I wrote this last night when I couldn’t sleep after the earthquake. It’s funny because I didn’t realize how serious it was at the time. Everyone always tells me that gringas overreact to earthquakes, so I tried to calm my nerves. Turns out this earthquake was 1000 times greater than the one in Haiti, but because of the infrastructure Chile has, the damage will most likely be far less.
So here it goes, my reflections right after the earthquake hit.
I’m writing this offline, at 5:06am, approximately an hour and a half after the earthquake. I was immediately awoken from my sleep sometime around 3:35am and I knew this wasn’t a garden variety temblor that I feel all the time in Santiago. This started off strong and lasted what seemed like an eternity. I bolted from bed and woke up my friend’s mom who happened to be staying with me. We headed for the elevator shafts (the strongest point in most buildings’ structures) and waited it out. We heard glass breaking, people screaming, what seemed like thousands of car alarms going off at once, things falling from the shelves. I’m not sure how long it lasted (I’ll have to wait until the internet is back up to check) but to me it seemed longer than a minute. There were a couple of moments when I thought the entire building was going to collapse; I’m not going to lie. I think I started crying and my face must have been horrible because my friend’s mom kept asking if I was alright.
When it was over, we came back into the apartment to assess the damage (thank God I had my wits about me to grab the keys on the way out!). Nothing broken, just the bookshelf knocked over and some water on the floor of the bathroom which I assumed sloshed out of the toilet. We were without electricity until just a few minutes ago. My friend Liz was trapped in her apartment because she couldn’t get the dead bolt unlocked. The quake must have shifted the door jamb. Someone chopped their door down with an axe. Hardcore. I’m so glad I was able to get out of my apartment. I would have seriously flipped out if I had been trapped.
Right now I can’t sleep because of all the aftershocks and little temblores. I feel like I’m on a ship on the ocean; my building just keeps swaying back and forth. I now know though that if it’s a big one, it starts out big. It’s not like a little temblor is going to increase in intensity to become a big one. Although it’s hard to convince myself of that, even though lots of people have assured me of this and I just experienced it for myself. I would just like to feel as though I’m on solid ground (but I guess in Chile you never really are)!

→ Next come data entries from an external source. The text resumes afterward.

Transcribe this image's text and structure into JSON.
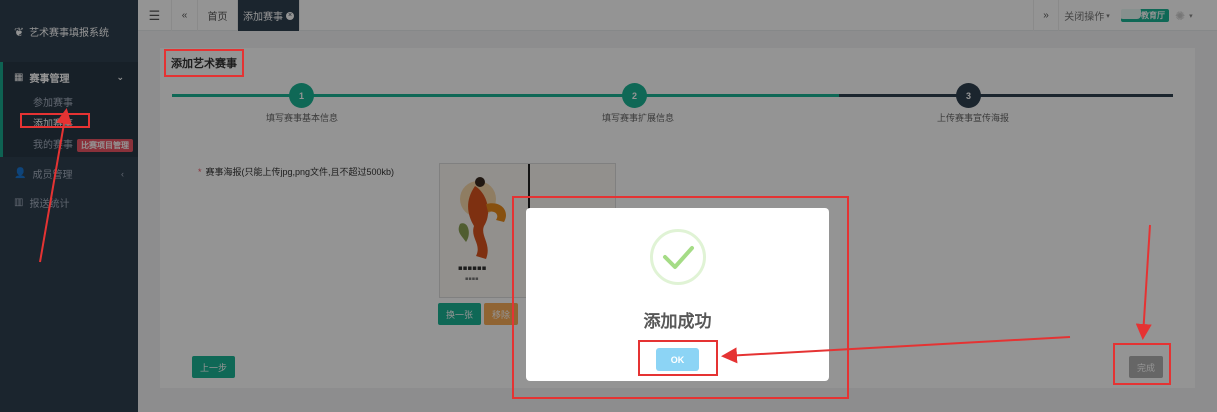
{
  "app": {
    "title": "艺术赛事填报系统"
  },
  "sidebar": {
    "sections": [
      {
        "label": "赛事管理",
        "icon": "grid-icon",
        "expanded": true,
        "items": [
          {
            "label": "参加赛事"
          },
          {
            "label": "添加赛事",
            "current": true
          },
          {
            "label": "我的赛事",
            "badge": "比赛项目管理"
          }
        ]
      },
      {
        "label": "成员管理",
        "icon": "user-icon"
      },
      {
        "label": "报送统计",
        "icon": "bar-chart-icon"
      }
    ]
  },
  "topbar": {
    "tabs": [
      {
        "label": "首页"
      },
      {
        "label": "添加赛事",
        "active": true
      }
    ],
    "close_ops_label": "关闭操作",
    "user_badge": "教育厅"
  },
  "page": {
    "title": "添加艺术赛事",
    "steps": [
      {
        "number": "1",
        "label": "填写赛事基本信息"
      },
      {
        "number": "2",
        "label": "填写赛事扩展信息"
      },
      {
        "number": "3",
        "label": "上传赛事宣传海报"
      }
    ],
    "poster_field_label": "赛事海报(只能上传jpg,png文件,且不超过500kb)",
    "replace_label": "换一张",
    "remove_label": "移除",
    "prev_label": "上一步",
    "finish_label": "完成"
  },
  "dialog": {
    "title": "添加成功",
    "ok_label": "OK"
  },
  "colors": {
    "sidebar_bg": "#2f4050",
    "accent": "#1ab394",
    "step_pending": "#2f4050",
    "annotation_red": "#e53333",
    "ok_button": "#8cd4f5"
  }
}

Of course I’m thinking of Haiti, where the destruction was a million times worse. Of course I can’t come close to feeling what they felt, but I understand the terror of feeling like the ground is falling out beneath you. I’m so grateful that I live in a building that was designed to withstand earthquakes. Really, I should feel relieved every time I feel the building sway! I’ll find out tomorrow what kind of damage the poorer areas of the city withstood. I hope no one was seriously injured, although I keep hearing all sorts of sirens outside. I’m not sure if it’s just the normal Friday night sirens, or if they’re because of the quake.

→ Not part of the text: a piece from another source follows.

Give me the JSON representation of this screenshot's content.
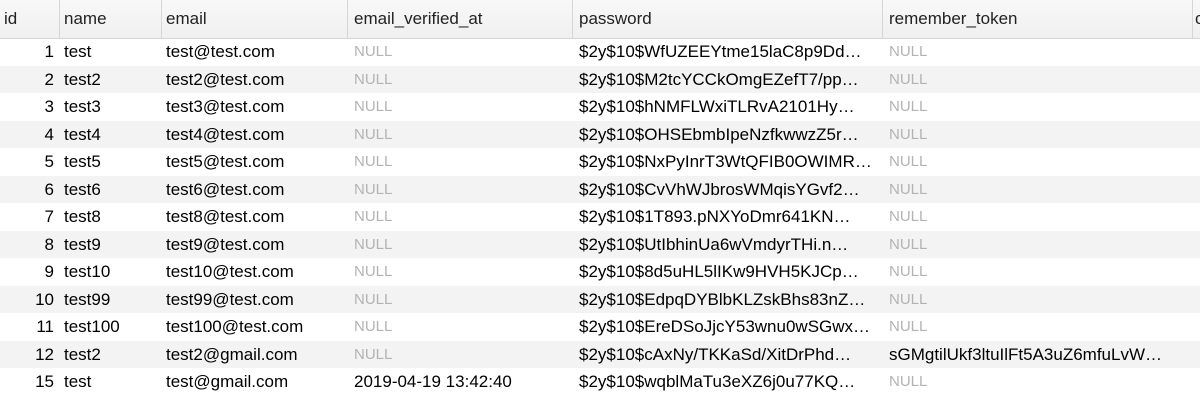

I really want to email my parents to tell them I’m okay. I realize they have no idea what happened yet, but I’d like my Dad to read my e-mail before he reads the International News online in the morning. Maybe it won’t even make the International News now that I think about it. It’s hard to tell how serious it was. I mean it was definitely the strongest I’ve ever felt here in Chile, and I’m sure it’s the strongest Santiago has had in years, perhaps since 1985.
Ahhh! I just really wish these little temblores would stop. I’d really love to get some more sleep tonight. But my stomach is in a knot and I know I won’t be able to sleep when I feel like I’m at sea. Maybe I should think of it as being rocked to sleep?
Anyway, I’ll post this just as it is later today when the internet comes back. For now I’m going to try to sleep I guess, or maybe read some Breaking Dawn. Nothing like the fake danger of vampires and werewolves to keep my mind off the real possible danger of what I just lived through.